  “That I’m a fucking grown-up,” he says. “A hot shit screenwriter and I’m my own person making my own bucks so I’m getting a dog. And you know what I’m gonna call that fucking dog?”

  I know what he’s going to call the fucking dog and I don’t want to say it out loud. But I think of my child. This is what parents do. They sacrifice. “You’re calling it Professor,” I say.

  He nods. “Professor,” he repeats. “Prof for short. Here’s the deal, Prof. You are gonna write what I tell you to write, when I tell you to write it.”

  “Forty—”

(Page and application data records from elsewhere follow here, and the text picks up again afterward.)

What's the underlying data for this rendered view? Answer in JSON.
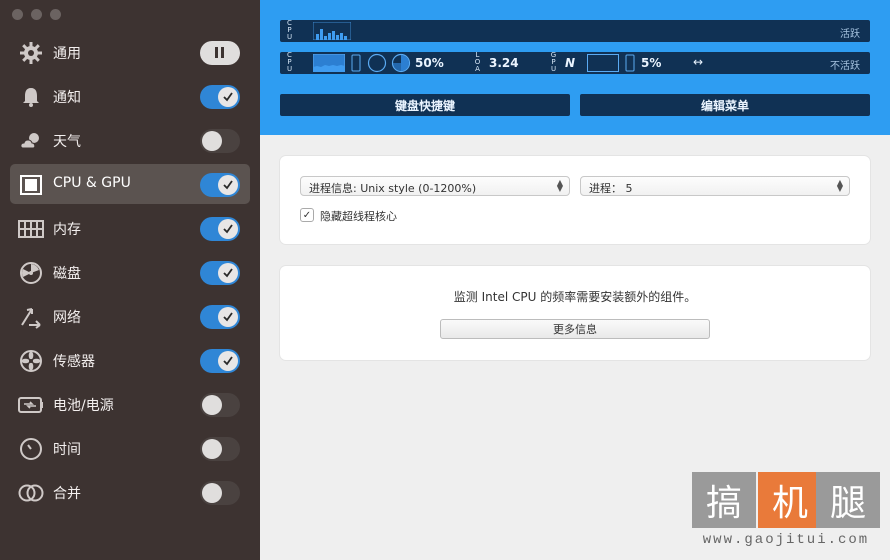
{
  "sidebar": {
    "items": [
      {
        "label": "通用",
        "icon": "gear-icon",
        "state": "paused"
      },
      {
        "label": "通知",
        "icon": "bell-icon",
        "state": "on"
      },
      {
        "label": "天气",
        "icon": "weather-icon",
        "state": "off"
      },
      {
        "label": "CPU & GPU",
        "icon": "cpu-icon",
        "state": "on",
        "selected": true
      },
      {
        "label": "内存",
        "icon": "memory-icon",
        "state": "on"
      },
      {
        "label": "磁盘",
        "icon": "disk-icon",
        "state": "on"
      },
      {
        "label": "网络",
        "icon": "network-icon",
        "state": "on"
      },
      {
        "label": "传感器",
        "icon": "sensor-icon",
        "state": "on"
      },
      {
        "label": "电池/电源",
        "icon": "battery-icon",
        "state": "off"
      },
      {
        "label": "时间",
        "icon": "clock-icon",
        "state": "off"
      },
      {
        "label": "合并",
        "icon": "merge-icon",
        "state": "off"
      }
    ]
  },
  "header": {
    "row1": {
      "cpu_label": "CPU",
      "status": "活跃"
    },
    "row2": {
      "cpu_label": "CPU",
      "cpu_percent": "50%",
      "load_label": "LOAD",
      "load_value": "3.24",
      "gpu_label": "GPU",
      "gpu_symbol": "N",
      "gpu_percent": "5%",
      "status": "不活跃"
    },
    "keyboard_shortcut_button": "键盘快捷键",
    "edit_menu_button": "编辑菜单"
  },
  "settings": {
    "process_info_select": "进程信息: Unix style (0-1200%)",
    "process_count_select": "进程： 5",
    "hide_hyperthreading_label": "隐藏超线程核心",
    "hide_hyperthreading_checked": true
  },
  "intel_notice": {
    "text": "监测 Intel CPU 的频率需要安装额外的组件。",
    "more_info_button": "更多信息"
  },
  "watermark": {
    "chars": [
      "搞",
      "机",
      "腿"
    ],
    "url": "www.gaojitui.com"
  },
  "colors": {
    "sidebar_bg": "#3d3331",
    "header_bg": "#2e9df2",
    "bar_bg": "#103154",
    "toggle_on": "#2f86d6"
  }
}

  He talks through me. “You are gonna churn out shit like you’re the guy in Misery fucking chained to the bed by the fat chick,” he says. “You will write and I will earn and if you ever even so much as think about telling my sister what we’re doing, you fucking dog, I will put your ass in prison so fast you won’t know what hit you.” He barks at me, as if he’s the dog, and he’s too fucked up from pills and Veuve to keep his analogies straight. “And you will be fucking loyal or I will kick your ass. I own you now. The end.”

  I try to breathe. Forty
throws another M&M at me.

  “I said, did you hear me?” he asks.

  I look at him. “You expect me to believe you’re not going to the cops?”

  “I hate cops,” he says. “It’s tedious and there are so many questions and lawyers.”

  “You could have died out there and you want to work with me? You expect me to believe that?” I shake my head. “Forty, here’s what I expect. I expect to walk out of this room and get clocked and come to in an hour tied up in some fucking basement.”

  He grins. “There it is,” he says. “That imagination.”

  “I left you in the desert,” I say. “So don’t fucking tell me we’re gonna be business partners.”

  “You’re not a good killer,” he says. “Obviously. But you’re a hell of a good writer.” The sick fuck eats more M&M’s and proceeds to tell me that I’m worth more alive than dead. “Look,” he says. “I don’t care about any of this shit. I don’t care about getting sick and getting better and I don’t care about getting married and having kids and getting healthy.” He breaks. Choking. He’s back. “All I care about is gold. I want an Oscar. I’ve wanted one my whole fucking life. You can’t buy ’em, I mean, not technically. And I sure as hell didn’t come close to getting one for the last fifteen years and now you, motherfucker, you’re gonna get me my Oscar.”

  And he goes back to his Cosbys. He really doesn’t care about Love, about any of the Hallmark human joys we’re programmed to want, family and holidays, joy. He knows what I am, what I did. And he would still allow me to fuck his sister, but then, his sister knows about me too and still she wants me and of course she does. Of course he does. “I’d fuck Denise,” he says. And of course he would. Twins. And my child shares his genetic coding and this is why we have war, because no gene pool is perfect.

  A nursing assistant barges in to take Forty’s vitals and she is cheery and pretty and she thinks it’s so amazing how Forty has such a big and loving family. “I wish everyone could have what you guys have,” she says. “It’s so sad when people are here and they don’t have anybody.”

  “You know what I’d like to do?” Forty asks.